Yoram was born in Tel Aviv on January 1, 1939, which, at that time, was still Palestine. He was taught to read at four years of age by his grandfather Abraham Kahana, a renowned biblical scholar. He was bright enough to skip two grades in school, and in 1953 he became a regular guest on Shmuel Rosen's popular radio quiz show, gaining national recognition for his intellectual prowess. In high school, his girlfriend's father owned a cinema, and Yoram perfected his English by working the subtitling machine.
He joined the Israeli Army at 16, but the military didn't mesh with his independent spirit. He earned a stint in the brig, which in true Yoram spirit, he turned into a vacation, reading James Joyce and penning letters for illiterate prisoners.
After his release, he studied archaeology for a semester at the University of Jerusalem before writing to Columbia University to says he'd be attending in September 1958. Cadging credentials from various children's newspapers in Israel, he bluffed his way into the Belgium World's Fair press corps where he made numerous lifelong friends. Arriving in New York via Canada, Yoram managed one year at Columbia before the winter weather spurred a transfer to UCLA. In California, Yoram taught himself Spanish; he spent the next fifty years conversing seamlessly in Hebrew, English, and Spanish.
Most importantly, he met the love of his life at UCLA, his partner and wife, Peggy. They married in 1962, when Yoram was 23, and made award-winning educational films under the banner Kahana Film Productions. They both earned Masters in Film at UCLA and Yoram also received a Master's Degree in Journalism.
Yoram chronicled much of the tumult of the 1960s as a photographer for the Los Angeles Free Press, documenting historical and cultural movements and leaders, music festivals, the Black Panther and anti-war movements, musicians, authors, artists, celebrities, and politicians. His photos appeared on countless magazine and album covers. He became a leading lensman for Shooting Star, the globally recognized photo agency for celebrity at-home and studio photography.
“Mentorship was crucial to his being.”
He joined the Hollywood Foreign Press Association in 1963 and held numerous positions on the Board and in the Association. He was a regular on the red carpet for the Golden Globes, and until his final days he was committed to steering the HFPA towards reform. He was also a longstanding member of the Society of American Travel Writers and his award-winning travel photography was published worldwide.

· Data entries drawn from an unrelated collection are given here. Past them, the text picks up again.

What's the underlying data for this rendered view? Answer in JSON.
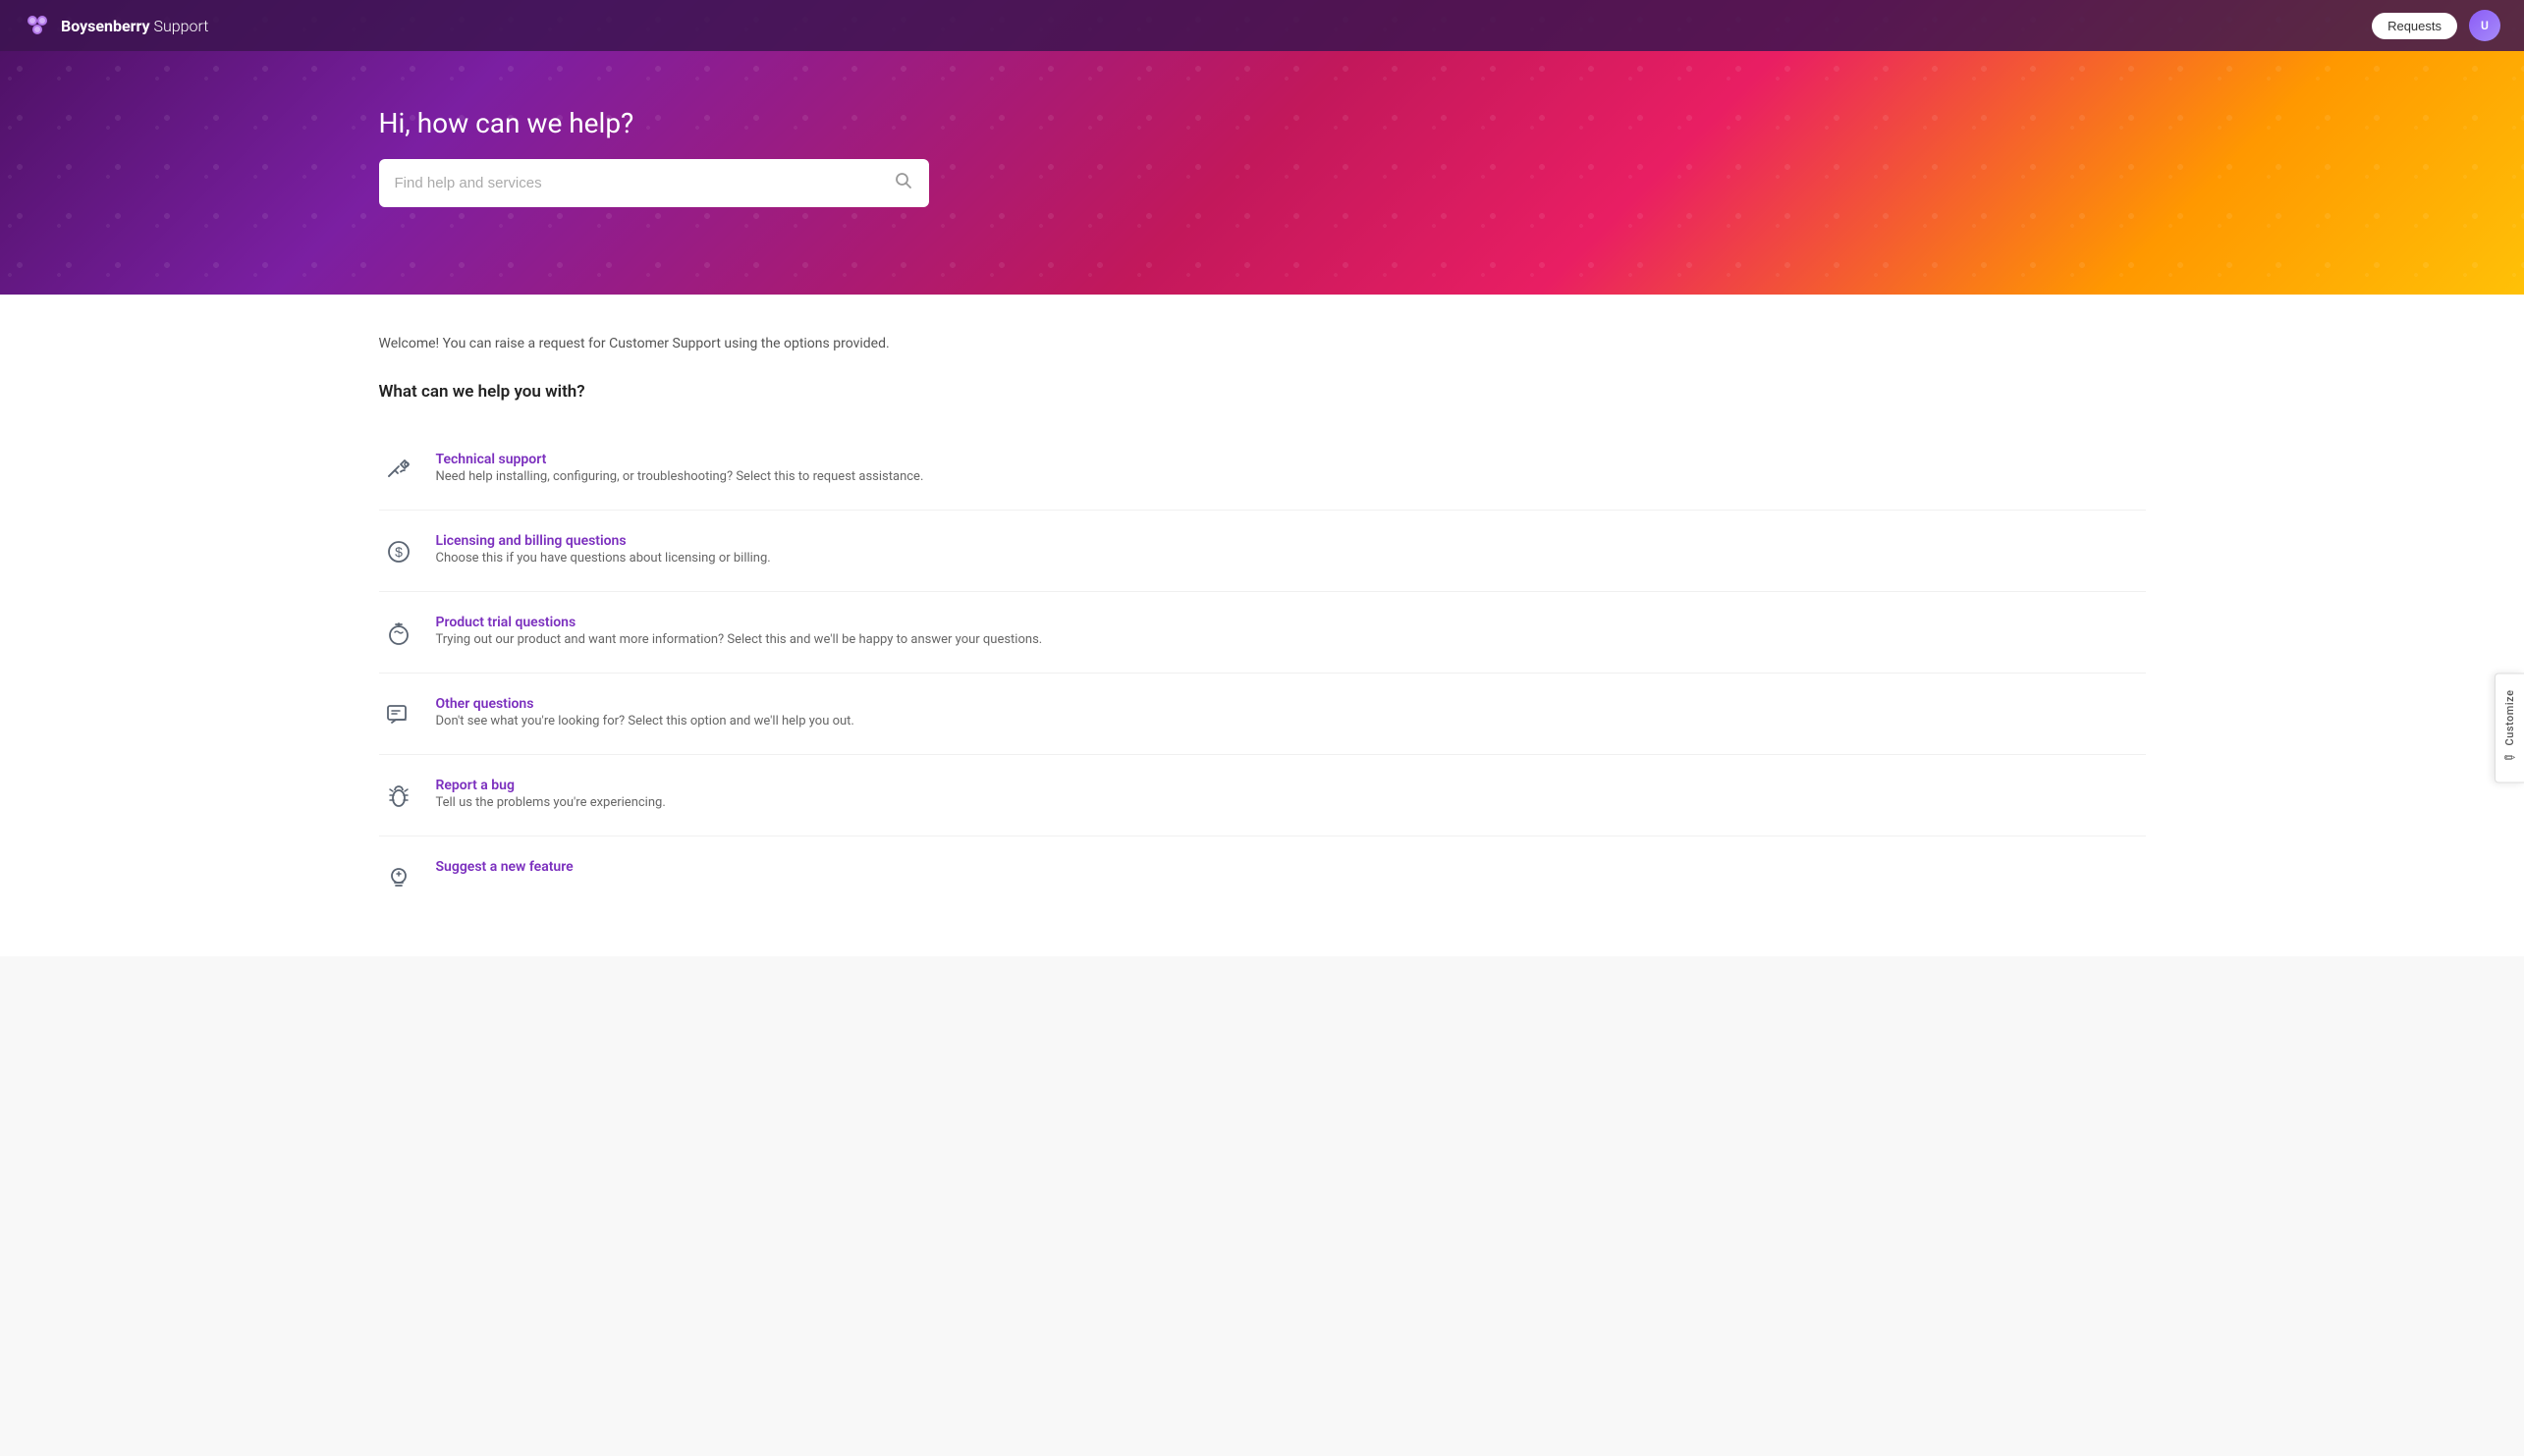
{
  "header": {
    "brand_name": "Boysenberry",
    "brand_suffix": " Support",
    "requests_label": "Requests",
    "avatar_initials": "U"
  },
  "hero": {
    "title": "Hi, how can we help?",
    "search_placeholder": "Find help and services"
  },
  "customize_tab": {
    "label": "Customize",
    "icon": "✏"
  },
  "main": {
    "welcome_text": "Welcome! You can raise a request for Customer Support using the options provided.",
    "section_title": "What can we help you with?",
    "services": [
      {
        "name": "Technical support",
        "description": "Need help installing, configuring, or troubleshooting? Select this to request assistance.",
        "icon": "technical"
      },
      {
        "name": "Licensing and billing questions",
        "description": "Choose this if you have questions about licensing or billing.",
        "icon": "billing"
      },
      {
        "name": "Product trial questions",
        "description": "Trying out our product and want more information? Select this and we'll be happy to answer your questions.",
        "icon": "trial"
      },
      {
        "name": "Other questions",
        "description": "Don't see what you're looking for? Select this option and we'll help you out.",
        "icon": "other"
      },
      {
        "name": "Report a bug",
        "description": "Tell us the problems you're experiencing.",
        "icon": "bug"
      },
      {
        "name": "Suggest a new feature",
        "description": "",
        "icon": "feature"
      }
    ]
  }
}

"Mentorship was crucial to his being," said his children, Tal and Paz. "He led by example, and was an advocate and lent support to photographers, journalists and bright eager minds. He championed the underdog, spoke for the silenced, and was a moral compass.
"Travel was ingrained in his daily life and purpose. With his camera slung over his shoulder and a pen in his pocket, he traveled to over one hundred countries and every continent, documenting what he saw with open eyes and an open heart. His passions were many and eclectic and ranged from noir movies, first editions of Alice in Wonderland, to e.e. cummings and James Joyce (celebrating Bloomsday every year) to art, architecture, vintage cars, politics, and above all his grandchildren. Yoram was a voracious reader. He lived by the rule that if they took the time to write it, he was going to take the time to read it. And he did. In five different languages. He advocated for numerous charities including the Los Angeles Conservancy, Pablove, Doctors without Borders, the ACLU, and Arab-Israeli Peace. In lieu of flowers, any donations to those organizations would be an honor to his memory."
Yoram died peacefully on June 15, 2021, in Los Angeles with Peggy at his side. He is survived by Tal and Paz, and grandchildren Jacob, Goldie, Ben, Nathan, and Noa.